A native of New York City, Dennis joined Beacon of Hope House, a Catholic Charities organization that operates residences and a club house program for the mentally ill, in 1989.  He recently completed his thirty-eighth year of service in the mental health field.

“We all must learn to understand, accept, respect and appreciate the differences of all members of society,” he said, “regardless of race, religion, culture, gender, age, sexual orientation, ability or disability.”

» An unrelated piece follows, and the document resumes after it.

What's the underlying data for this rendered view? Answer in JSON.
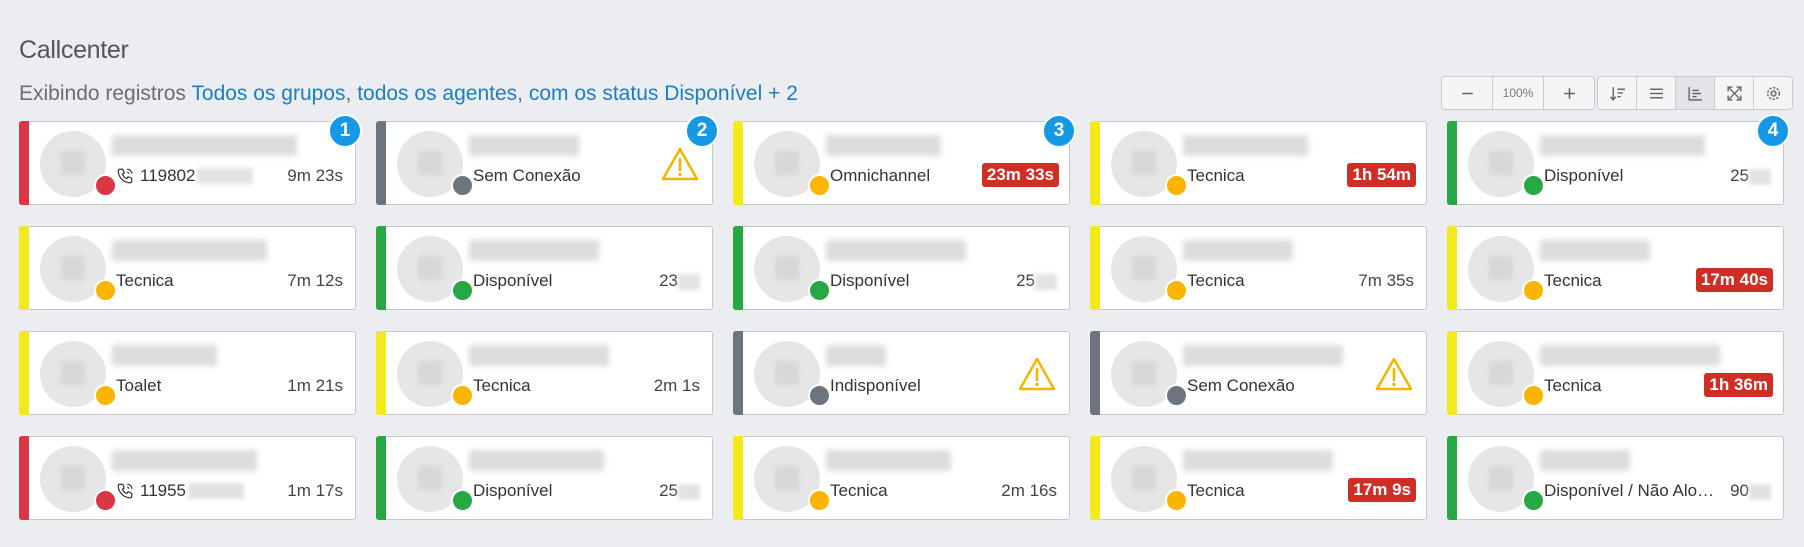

At Catholic Charities, Dennis was initially appointed to manage Beacon of Hope House residential services for the mentally ill in Staten Island including community residences and scattered-site apartment programs.  He was appointed as the agency’s Regional Director for Staten Island- Brooklyn Services in 1995.  He has served as the Director of Residential services since 2002, providing oversight for multiple levels of housing programs in Staten Island, Brooklyn and the Bronx.

He has a Master of Social Work Degree from Hunter College and a Masters Degree in public Administration from Long Island University.  In the early stages of his career, he worked with youngsters with development disabilities, and adolescents in drug-prevention programs and adults in methadone maintenance programs.  He later worked in a psychiatric inpatient setting, partial hospitalization programs, mental health clinics and management service.

Dennis has been affiliated part-time with Neighborhood Counseling Center since 1985 where he has served in a variety of roles including psychotherapist, clinical supervisor, instructor and administrator.  Dennis served as chairperson for the Mental Health Council of Staten Island from 1999- 2001.

A resident of Staten Island, he says he enjoys local cultural events, eateries and historic sites with his wife, Linda.

Dennis is credited with consistently advocating for mental health services and funding to address gaps in existing services.  He strongly believes, he says, that the active practice of tolerance is essential to all communities.  He would like to see this as a standard topic included in all the curriculums of the nation’s educational system.

“Our efforts to succeed in this area will make our communities stronger and will improve the quality of life for every member of the community.”